Yeah, we're very pro self-distribution and make sure we're not tying up our movies with some ancient business strategy of geo-locking. It astounds me that companies are still doing that. We have fans in France, Germany, Spain, Latin America and all over really. If we had the money and resources we would have subtitled the film in every language, but unfortunately we could only afford our three biggest languages.
Ink blew up in the online piracy scene, I'm sure The Frame is encountering similar problems. Still I heard you say you are "pro-access" (a lovely term). Things are slowly improving with services like Netflix and the EU committing themselves to make cross-country distribution rights more transparent, but on a global scale it's still hard to watch films on a try & buy budget. How do you see that changing in the coming years? Will services like Netflix finally take over, or will studios win their power back?
I think access will ultimately win the day. Trying to control how people watch movies and listen to music is futile. If you don't provide access, people will create their own.
I don't necessarily think people expect everything for free, but they do get tired of not having access and they get tired of prices being unreasonably high. You see an amazing trailer for a movie on YouTube, but you have no way to watch it in your small town in Uzbekistan. So you're going to pirate it.
Services like Amazon and iTunes are making it easier and easier for people to watch anywhere in the world which is great, but their digital pricing is based on DVD prices from 15 years ago. Most people don't want to buy a digital file for $15 and a good deal of the world can't afford it.

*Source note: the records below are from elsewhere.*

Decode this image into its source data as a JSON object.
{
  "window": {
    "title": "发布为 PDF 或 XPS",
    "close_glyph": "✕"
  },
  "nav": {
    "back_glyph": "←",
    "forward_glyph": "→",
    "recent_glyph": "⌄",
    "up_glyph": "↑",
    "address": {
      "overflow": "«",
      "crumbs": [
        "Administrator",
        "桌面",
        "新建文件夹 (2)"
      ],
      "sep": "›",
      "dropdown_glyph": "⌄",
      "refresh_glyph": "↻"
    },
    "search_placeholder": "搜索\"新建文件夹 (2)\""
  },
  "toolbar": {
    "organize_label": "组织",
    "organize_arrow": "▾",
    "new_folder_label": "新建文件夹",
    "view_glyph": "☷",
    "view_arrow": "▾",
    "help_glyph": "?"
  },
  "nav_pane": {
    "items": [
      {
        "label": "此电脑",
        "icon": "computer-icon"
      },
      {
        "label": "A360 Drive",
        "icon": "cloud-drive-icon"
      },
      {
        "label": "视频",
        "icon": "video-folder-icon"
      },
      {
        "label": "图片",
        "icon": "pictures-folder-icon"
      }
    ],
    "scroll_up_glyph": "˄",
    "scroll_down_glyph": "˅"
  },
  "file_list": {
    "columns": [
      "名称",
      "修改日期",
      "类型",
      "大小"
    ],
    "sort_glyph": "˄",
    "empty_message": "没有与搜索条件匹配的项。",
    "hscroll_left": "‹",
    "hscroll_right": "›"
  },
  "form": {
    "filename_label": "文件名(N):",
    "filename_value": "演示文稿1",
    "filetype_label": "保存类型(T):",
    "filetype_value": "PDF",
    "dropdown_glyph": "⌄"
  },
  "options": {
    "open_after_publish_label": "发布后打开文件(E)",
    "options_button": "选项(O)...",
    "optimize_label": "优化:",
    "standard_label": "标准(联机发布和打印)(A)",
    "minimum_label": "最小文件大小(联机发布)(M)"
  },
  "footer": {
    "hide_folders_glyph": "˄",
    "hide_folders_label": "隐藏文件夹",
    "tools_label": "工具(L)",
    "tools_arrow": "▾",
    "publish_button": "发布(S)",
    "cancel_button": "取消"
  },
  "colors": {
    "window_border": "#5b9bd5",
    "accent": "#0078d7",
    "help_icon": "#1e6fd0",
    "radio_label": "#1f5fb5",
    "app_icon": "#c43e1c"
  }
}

This is driven by the studios who are still dependent on an old and dying model. The fact is the new digital model isn't nearly as lucrative as the DVD/Blu-ray model and that sucks for content creators and distributors, but it's unavoidable. And by trying to hold onto this old model, studios and distributors are helping to create a larger and larger base of pirates who feel justified not paying. That's not a habit you want to create because it's going to be very hard to reverse.
All I know is that piracy is rampant because the current system is not working. Give your audience easy access at a fair price and I think many many more will pay. We have an $8 digital download of "The Frame" that includes the film, soundtrack, and Art-Of book on www.DoubleEdgeFilms.com. And that's done well.